## Definition

Let the real or complex function $F$ be a primitive of the function $f$.

From the language in which it is couched, it is apparent that the primitive of a function may not be unique, otherwise we would be referring to $F$ as ** the primitive** of $f$.

This point is made apparent in Primitives which Differ by Constant: if a function has a primitive, there is an infinite number of them, all differing by a constant.

That is, if $F$ is a primitive for $f$, then so is $F + C$, where $C$ is a constant.

This constant is known as the **constant of integration**.

## Also known as

The term **constant of integration** is often referred to inprecisely as an **arbitrary constant**.

It can also be found being referred to as a **disposable constant** -- that is, it may be "disposed as desired", not "disposed of".

## Also see

- Results about
**constants of integration**can be found**here**.

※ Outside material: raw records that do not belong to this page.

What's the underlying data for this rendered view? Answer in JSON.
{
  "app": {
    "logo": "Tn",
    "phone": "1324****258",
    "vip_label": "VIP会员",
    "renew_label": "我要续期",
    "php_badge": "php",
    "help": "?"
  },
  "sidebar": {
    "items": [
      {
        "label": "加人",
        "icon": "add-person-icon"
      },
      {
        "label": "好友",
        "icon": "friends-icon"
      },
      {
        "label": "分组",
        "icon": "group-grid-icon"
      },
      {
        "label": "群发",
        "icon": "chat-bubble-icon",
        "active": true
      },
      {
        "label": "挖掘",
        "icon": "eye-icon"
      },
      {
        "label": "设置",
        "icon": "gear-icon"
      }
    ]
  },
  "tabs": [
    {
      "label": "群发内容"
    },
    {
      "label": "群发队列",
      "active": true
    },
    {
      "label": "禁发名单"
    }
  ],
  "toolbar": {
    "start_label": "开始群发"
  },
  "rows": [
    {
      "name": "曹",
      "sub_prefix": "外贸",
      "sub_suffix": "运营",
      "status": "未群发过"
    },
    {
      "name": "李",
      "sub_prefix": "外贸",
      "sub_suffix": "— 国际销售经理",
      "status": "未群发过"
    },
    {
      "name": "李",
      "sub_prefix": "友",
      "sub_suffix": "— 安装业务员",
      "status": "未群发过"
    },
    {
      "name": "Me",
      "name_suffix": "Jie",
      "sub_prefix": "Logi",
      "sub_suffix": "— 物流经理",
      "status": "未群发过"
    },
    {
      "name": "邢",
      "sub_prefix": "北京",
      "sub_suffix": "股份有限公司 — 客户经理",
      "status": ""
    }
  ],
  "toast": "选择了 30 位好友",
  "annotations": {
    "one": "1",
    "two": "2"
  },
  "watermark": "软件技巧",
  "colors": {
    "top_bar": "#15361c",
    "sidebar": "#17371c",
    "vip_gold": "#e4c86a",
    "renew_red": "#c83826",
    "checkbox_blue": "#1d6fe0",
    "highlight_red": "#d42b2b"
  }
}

## Sources

- 1968: Murray R. Spiegel:
*Mathematical Handbook of Formulas and Tables*... (previous) ... (next): $\S 14$: Definition of an Indefinite Integral - 1998: David Nelson:
*The Penguin Dictionary of Mathematics*(2nd ed.) ... (previous) ... (next):**constant of integration** - 1998: David Nelson:
*The Penguin Dictionary of Mathematics*(2nd ed.) ... (previous) ... (next):**integration** - 2008: David Nelson:
*The Penguin Dictionary of Mathematics*(4th ed.) ... (previous) ... (next):**constant of integration** - 2008: David Nelson:
*The Penguin Dictionary of Mathematics*(4th ed.) ... (previous) ... (next):**integration** - 2014: Christopher Clapham and James Nicholson:
*The Concise Oxford Dictionary of Mathematics*(5th ed.) ... (previous) ... (next):**arbitrary constant**